--- TASK INSTRUCTIONS ---
For each line of the data below, copy it if it holds the word "Fecha".

--- EXTRACTED INFORMATION ---
Content starts

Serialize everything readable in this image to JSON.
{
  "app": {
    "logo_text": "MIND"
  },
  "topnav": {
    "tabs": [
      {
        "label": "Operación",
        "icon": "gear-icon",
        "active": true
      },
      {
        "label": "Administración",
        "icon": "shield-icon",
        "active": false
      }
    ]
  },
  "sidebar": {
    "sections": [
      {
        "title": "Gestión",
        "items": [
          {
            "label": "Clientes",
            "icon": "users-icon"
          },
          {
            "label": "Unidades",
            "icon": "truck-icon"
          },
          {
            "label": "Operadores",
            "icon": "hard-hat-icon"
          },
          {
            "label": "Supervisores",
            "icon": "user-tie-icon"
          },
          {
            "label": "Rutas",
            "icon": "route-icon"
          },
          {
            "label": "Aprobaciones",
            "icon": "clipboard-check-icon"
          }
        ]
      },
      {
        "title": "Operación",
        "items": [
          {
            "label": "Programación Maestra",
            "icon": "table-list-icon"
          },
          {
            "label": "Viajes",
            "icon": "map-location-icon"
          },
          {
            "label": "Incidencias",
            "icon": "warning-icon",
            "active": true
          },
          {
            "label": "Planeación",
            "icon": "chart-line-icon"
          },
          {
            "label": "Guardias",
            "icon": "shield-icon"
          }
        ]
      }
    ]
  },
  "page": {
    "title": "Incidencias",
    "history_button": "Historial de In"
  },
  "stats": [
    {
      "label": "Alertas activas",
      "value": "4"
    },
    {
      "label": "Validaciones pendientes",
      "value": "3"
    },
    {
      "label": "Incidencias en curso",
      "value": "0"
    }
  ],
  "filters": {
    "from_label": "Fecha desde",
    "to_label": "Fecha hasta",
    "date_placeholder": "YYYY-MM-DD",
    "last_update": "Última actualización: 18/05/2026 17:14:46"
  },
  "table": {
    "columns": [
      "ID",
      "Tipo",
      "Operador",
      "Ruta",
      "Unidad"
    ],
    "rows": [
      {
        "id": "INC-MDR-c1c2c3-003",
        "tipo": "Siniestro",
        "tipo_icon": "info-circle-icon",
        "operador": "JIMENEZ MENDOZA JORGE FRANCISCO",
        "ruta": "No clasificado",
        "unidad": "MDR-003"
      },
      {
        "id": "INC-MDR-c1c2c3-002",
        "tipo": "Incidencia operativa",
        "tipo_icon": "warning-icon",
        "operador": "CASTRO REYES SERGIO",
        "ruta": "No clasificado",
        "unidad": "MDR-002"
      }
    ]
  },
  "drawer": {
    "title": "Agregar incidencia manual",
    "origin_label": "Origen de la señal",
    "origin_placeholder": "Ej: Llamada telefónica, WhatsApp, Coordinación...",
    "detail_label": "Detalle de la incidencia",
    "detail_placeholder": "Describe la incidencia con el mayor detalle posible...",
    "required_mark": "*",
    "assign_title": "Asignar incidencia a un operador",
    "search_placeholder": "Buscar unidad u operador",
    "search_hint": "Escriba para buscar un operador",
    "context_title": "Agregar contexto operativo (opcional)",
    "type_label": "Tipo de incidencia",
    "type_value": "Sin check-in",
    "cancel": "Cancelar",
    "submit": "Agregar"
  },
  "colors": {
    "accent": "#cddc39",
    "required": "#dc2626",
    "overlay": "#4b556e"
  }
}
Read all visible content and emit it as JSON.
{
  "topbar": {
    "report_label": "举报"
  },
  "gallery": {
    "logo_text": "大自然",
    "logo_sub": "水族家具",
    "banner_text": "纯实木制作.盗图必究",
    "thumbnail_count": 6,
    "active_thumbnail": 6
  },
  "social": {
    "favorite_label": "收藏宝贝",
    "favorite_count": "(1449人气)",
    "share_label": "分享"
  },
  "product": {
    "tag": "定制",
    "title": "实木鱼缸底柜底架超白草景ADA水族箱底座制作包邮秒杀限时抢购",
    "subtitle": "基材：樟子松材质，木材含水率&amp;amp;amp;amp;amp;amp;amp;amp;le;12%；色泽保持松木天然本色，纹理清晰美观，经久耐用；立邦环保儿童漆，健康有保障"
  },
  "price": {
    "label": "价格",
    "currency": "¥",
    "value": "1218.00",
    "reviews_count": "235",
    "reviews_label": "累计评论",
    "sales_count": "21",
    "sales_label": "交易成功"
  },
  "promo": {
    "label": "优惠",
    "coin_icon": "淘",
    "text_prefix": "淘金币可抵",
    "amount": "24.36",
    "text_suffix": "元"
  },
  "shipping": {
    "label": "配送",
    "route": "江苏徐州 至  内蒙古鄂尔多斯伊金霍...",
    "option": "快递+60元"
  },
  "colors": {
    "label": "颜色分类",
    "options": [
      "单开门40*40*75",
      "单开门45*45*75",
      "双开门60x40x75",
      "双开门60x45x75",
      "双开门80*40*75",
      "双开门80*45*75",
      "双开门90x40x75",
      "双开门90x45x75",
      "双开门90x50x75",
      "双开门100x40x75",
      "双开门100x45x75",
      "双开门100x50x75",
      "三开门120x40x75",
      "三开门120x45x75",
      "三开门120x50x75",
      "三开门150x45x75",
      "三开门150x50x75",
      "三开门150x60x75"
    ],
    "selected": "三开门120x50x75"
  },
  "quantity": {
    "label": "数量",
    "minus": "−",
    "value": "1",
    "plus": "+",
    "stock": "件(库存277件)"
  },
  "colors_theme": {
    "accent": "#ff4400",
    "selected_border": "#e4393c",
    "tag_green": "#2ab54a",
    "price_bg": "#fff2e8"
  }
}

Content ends

--- SOLUTION BELOW ---
    "from_label": "Fecha desde",
    "to_label": "Fecha hasta",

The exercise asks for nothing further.